RECORDS FOR THIS EXERCISE: Begin

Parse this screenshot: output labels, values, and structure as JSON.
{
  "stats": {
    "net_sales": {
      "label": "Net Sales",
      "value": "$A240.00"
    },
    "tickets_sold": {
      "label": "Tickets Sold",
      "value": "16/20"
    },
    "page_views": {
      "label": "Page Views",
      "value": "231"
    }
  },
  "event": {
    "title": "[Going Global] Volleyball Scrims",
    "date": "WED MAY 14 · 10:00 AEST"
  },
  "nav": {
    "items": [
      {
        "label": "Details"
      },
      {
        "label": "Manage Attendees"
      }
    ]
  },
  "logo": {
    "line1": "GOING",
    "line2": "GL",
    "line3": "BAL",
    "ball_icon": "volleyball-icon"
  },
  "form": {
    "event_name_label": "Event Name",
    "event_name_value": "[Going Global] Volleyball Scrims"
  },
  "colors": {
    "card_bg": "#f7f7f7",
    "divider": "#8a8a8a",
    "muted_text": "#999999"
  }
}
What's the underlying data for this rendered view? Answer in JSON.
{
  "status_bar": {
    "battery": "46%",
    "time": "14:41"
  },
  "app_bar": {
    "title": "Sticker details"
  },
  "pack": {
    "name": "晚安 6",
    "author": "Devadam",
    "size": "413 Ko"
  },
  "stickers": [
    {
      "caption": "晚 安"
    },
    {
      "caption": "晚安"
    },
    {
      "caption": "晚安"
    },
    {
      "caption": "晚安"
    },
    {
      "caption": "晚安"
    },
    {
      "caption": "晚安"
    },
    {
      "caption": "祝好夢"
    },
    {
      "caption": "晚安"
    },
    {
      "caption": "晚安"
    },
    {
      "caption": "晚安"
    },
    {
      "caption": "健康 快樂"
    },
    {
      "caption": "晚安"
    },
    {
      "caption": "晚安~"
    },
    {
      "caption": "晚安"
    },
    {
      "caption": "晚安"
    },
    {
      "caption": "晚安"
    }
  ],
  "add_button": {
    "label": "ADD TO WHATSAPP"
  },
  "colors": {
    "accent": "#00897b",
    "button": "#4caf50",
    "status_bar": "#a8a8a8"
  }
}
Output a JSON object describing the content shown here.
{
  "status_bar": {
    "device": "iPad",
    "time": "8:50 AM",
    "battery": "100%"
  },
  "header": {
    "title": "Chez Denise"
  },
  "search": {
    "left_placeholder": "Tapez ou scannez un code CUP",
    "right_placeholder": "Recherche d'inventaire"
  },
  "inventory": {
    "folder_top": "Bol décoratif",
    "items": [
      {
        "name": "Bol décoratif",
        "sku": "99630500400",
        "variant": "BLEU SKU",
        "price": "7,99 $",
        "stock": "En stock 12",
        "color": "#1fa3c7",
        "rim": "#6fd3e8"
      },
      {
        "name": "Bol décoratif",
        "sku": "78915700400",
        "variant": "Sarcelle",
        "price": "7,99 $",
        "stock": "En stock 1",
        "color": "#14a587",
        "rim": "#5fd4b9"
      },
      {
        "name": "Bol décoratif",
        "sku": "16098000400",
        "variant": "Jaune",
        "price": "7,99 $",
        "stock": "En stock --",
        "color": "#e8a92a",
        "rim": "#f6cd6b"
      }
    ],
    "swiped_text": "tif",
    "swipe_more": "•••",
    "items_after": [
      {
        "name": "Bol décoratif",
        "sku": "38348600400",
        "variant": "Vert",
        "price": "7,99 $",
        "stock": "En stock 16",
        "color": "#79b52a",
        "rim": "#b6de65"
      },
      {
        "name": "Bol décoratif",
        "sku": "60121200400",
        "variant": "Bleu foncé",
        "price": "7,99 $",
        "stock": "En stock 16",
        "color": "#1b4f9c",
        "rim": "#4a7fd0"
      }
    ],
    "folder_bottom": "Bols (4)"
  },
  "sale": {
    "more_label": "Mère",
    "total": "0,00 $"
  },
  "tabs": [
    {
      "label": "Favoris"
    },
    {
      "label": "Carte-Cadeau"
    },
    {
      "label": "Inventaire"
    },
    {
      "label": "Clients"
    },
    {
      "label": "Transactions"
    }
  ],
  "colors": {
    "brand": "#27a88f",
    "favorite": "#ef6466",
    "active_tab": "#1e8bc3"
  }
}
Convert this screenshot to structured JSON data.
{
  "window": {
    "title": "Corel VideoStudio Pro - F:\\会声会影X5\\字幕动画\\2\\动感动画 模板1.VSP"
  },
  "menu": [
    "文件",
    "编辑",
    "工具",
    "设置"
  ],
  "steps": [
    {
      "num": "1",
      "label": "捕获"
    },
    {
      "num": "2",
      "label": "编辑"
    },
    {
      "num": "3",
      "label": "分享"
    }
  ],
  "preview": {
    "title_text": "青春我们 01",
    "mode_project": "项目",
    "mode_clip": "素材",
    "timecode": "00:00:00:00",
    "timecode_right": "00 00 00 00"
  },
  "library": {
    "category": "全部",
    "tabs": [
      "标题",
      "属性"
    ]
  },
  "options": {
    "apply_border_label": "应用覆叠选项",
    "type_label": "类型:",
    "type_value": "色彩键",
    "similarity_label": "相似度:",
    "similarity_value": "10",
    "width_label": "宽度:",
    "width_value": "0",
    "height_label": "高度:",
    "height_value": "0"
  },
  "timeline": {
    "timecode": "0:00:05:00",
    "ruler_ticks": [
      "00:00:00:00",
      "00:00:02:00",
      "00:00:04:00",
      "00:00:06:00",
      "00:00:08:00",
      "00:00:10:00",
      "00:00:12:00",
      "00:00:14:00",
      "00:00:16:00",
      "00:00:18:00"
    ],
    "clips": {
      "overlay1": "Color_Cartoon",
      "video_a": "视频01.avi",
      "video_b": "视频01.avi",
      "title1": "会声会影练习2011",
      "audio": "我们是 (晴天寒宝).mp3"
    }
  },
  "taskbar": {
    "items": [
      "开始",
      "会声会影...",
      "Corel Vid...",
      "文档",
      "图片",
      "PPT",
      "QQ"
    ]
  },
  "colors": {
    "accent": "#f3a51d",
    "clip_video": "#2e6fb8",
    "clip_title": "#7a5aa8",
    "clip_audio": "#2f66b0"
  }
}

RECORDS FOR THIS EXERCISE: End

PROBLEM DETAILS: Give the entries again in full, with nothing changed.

OUTPUT OF THE EXERCISE:
Parse this screenshot: output labels, values, and structure as JSON.
{
  "stats": {
    "net_sales": {
      "label": "Net Sales",
      "value": "$A240.00"
    },
    "tickets_sold": {
      "label": "Tickets Sold",
      "value": "16/20"
    },
    "page_views": {
      "label": "Page Views",
      "value": "231"
    }
  },
  "event": {
    "title": "[Going Global] Volleyball Scrims",
    "date": "WED MAY 14 · 10:00 AEST"
  },
  "nav": {
    "items": [
      {
        "label": "Details"
      },
      {
        "label": "Manage Attendees"
      }
    ]
  },
  "logo": {
    "line1": "GOING",
    "line2": "GL",
    "line3": "BAL",
    "ball_icon": "volleyball-icon"
  },
  "form": {
    "event_name_label": "Event Name",
    "event_name_value": "[Going Global] Volleyball Scrims"
  },
  "colors": {
    "card_bg": "#f7f7f7",
    "divider": "#8a8a8a",
    "muted_text": "#999999"
  }
}
What's the underlying data for this rendered view? Answer in JSON.
{
  "status_bar": {
    "battery": "46%",
    "time": "14:41"
  },
  "app_bar": {
    "title": "Sticker details"
  },
  "pack": {
    "name": "晚安 6",
    "author": "Devadam",
    "size": "413 Ko"
  },
  "stickers": [
    {
      "caption": "晚 安"
    },
    {
      "caption": "晚安"
    },
    {
      "caption": "晚安"
    },
    {
      "caption": "晚安"
    },
    {
      "caption": "晚安"
    },
    {
      "caption": "晚安"
    },
    {
      "caption": "祝好夢"
    },
    {
      "caption": "晚安"
    },
    {
      "caption": "晚安"
    },
    {
      "caption": "晚安"
    },
    {
      "caption": "健康 快樂"
    },
    {
      "caption": "晚安"
    },
    {
      "caption": "晚安~"
    },
    {
      "caption": "晚安"
    },
    {
      "caption": "晚安"
    },
    {
      "caption": "晚安"
    }
  ],
  "add_button": {
    "label": "ADD TO WHATSAPP"
  },
  "colors": {
    "accent": "#00897b",
    "button": "#4caf50",
    "status_bar": "#a8a8a8"
  }
}
Output a JSON object describing the content shown here.
{
  "status_bar": {
    "device": "iPad",
    "time": "8:50 AM",
    "battery": "100%"
  },
  "header": {
    "title": "Chez Denise"
  },
  "search": {
    "left_placeholder": "Tapez ou scannez un code CUP",
    "right_placeholder": "Recherche d'inventaire"
  },
  "inventory": {
    "folder_top": "Bol décoratif",
    "items": [
      {
        "name": "Bol décoratif",
        "sku": "99630500400",
        "variant": "BLEU SKU",
        "price": "7,99 $",
        "stock": "En stock 12",
        "color": "#1fa3c7",
        "rim": "#6fd3e8"
      },
      {
        "name": "Bol décoratif",
        "sku": "78915700400",
        "variant": "Sarcelle",
        "price": "7,99 $",
        "stock": "En stock 1",
        "color": "#14a587",
        "rim": "#5fd4b9"
      },
      {
        "name": "Bol décoratif",
        "sku": "16098000400",
        "variant": "Jaune",
        "price": "7,99 $",
        "stock": "En stock --",
        "color": "#e8a92a",
        "rim": "#f6cd6b"
      }
    ],
    "swiped_text": "tif",
    "swipe_more": "•••",
    "items_after": [
      {
        "name": "Bol décoratif",
        "sku": "38348600400",
        "variant": "Vert",
        "price": "7,99 $",
        "stock": "En stock 16",
        "color": "#79b52a",
        "rim": "#b6de65"
      },
      {
        "name": "Bol décoratif",
        "sku": "60121200400",
        "variant": "Bleu foncé",
        "price": "7,99 $",
        "stock": "En stock 16",
        "color": "#1b4f9c",
        "rim": "#4a7fd0"
      }
    ],
    "folder_bottom": "Bols (4)"
  },
  "sale": {
    "more_label": "Mère",
    "total": "0,00 $"
  },
  "tabs": [
    {
      "label": "Favoris"
    },
    {
      "label": "Carte-Cadeau"
    },
    {
      "label": "Inventaire"
    },
    {
      "label": "Clients"
    },
    {
      "label": "Transactions"
    }
  ],
  "colors": {
    "brand": "#27a88f",
    "favorite": "#ef6466",
    "active_tab": "#1e8bc3"
  }
}
Convert this screenshot to structured JSON data.
{
  "window": {
    "title": "Corel VideoStudio Pro - F:\\会声会影X5\\字幕动画\\2\\动感动画 模板1.VSP"
  },
  "menu": [
    "文件",
    "编辑",
    "工具",
    "设置"
  ],
  "steps": [
    {
      "num": "1",
      "label": "捕获"
    },
    {
      "num": "2",
      "label": "编辑"
    },
    {
      "num": "3",
      "label": "分享"
    }
  ],
  "preview": {
    "title_text": "青春我们 01",
    "mode_project": "项目",
    "mode_clip": "素材",
    "timecode": "00:00:00:00",
    "timecode_right": "00 00 00 00"
  },
  "library": {
    "category": "全部",
    "tabs": [
      "标题",
      "属性"
    ]
  },
  "options": {
    "apply_border_label": "应用覆叠选项",
    "type_label": "类型:",
    "type_value": "色彩键",
    "similarity_label": "相似度:",
    "similarity_value": "10",
    "width_label": "宽度:",
    "width_value": "0",
    "height_label": "高度:",
    "height_value": "0"
  },
  "timeline": {
    "timecode": "0:00:05:00",
    "ruler_ticks": [
      "00:00:00:00",
      "00:00:02:00",
      "00:00:04:00",
      "00:00:06:00",
      "00:00:08:00",
      "00:00:10:00",
      "00:00:12:00",
      "00:00:14:00",
      "00:00:16:00",
      "00:00:18:00"
    ],
    "clips": {
      "overlay1": "Color_Cartoon",
      "video_a": "视频01.avi",
      "video_b": "视频01.avi",
      "title1": "会声会影练习2011",
      "audio": "我们是 (晴天寒宝).mp3"
    }
  },
  "taskbar": {
    "items": [
      "开始",
      "会声会影...",
      "Corel Vid...",
      "文档",
      "图片",
      "PPT",
      "QQ"
    ]
  },
  "colors": {
    "accent": "#f3a51d",
    "clip_video": "#2e6fb8",
    "clip_title": "#7a5aa8",
    "clip_audio": "#2f66b0"
  }
}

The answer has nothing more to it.